= Beginning of Section =

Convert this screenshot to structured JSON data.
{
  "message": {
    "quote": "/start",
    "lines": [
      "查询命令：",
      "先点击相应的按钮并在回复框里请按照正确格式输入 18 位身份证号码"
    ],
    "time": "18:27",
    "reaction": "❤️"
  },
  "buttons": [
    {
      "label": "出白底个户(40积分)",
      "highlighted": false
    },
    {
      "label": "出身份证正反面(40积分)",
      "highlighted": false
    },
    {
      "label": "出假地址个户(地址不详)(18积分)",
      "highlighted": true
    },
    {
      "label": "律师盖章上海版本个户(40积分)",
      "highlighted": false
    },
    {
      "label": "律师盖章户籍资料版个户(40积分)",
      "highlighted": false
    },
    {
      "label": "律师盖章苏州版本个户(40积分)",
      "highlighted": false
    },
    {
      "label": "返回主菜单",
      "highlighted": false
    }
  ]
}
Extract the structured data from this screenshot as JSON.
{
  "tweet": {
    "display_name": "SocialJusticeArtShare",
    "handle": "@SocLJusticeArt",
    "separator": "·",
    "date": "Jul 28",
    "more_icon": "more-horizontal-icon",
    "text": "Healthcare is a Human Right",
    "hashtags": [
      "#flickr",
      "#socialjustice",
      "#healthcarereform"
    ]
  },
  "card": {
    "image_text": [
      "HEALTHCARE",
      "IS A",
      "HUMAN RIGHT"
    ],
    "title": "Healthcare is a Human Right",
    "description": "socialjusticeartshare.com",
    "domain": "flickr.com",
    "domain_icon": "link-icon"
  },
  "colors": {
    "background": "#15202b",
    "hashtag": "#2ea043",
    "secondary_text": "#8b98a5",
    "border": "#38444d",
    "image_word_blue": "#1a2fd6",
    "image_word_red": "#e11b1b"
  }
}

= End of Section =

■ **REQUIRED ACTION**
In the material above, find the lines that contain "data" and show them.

■ **ANSWER**
Convert this screenshot to structured JSON data.
Extract the structured data from this screenshot as JSON.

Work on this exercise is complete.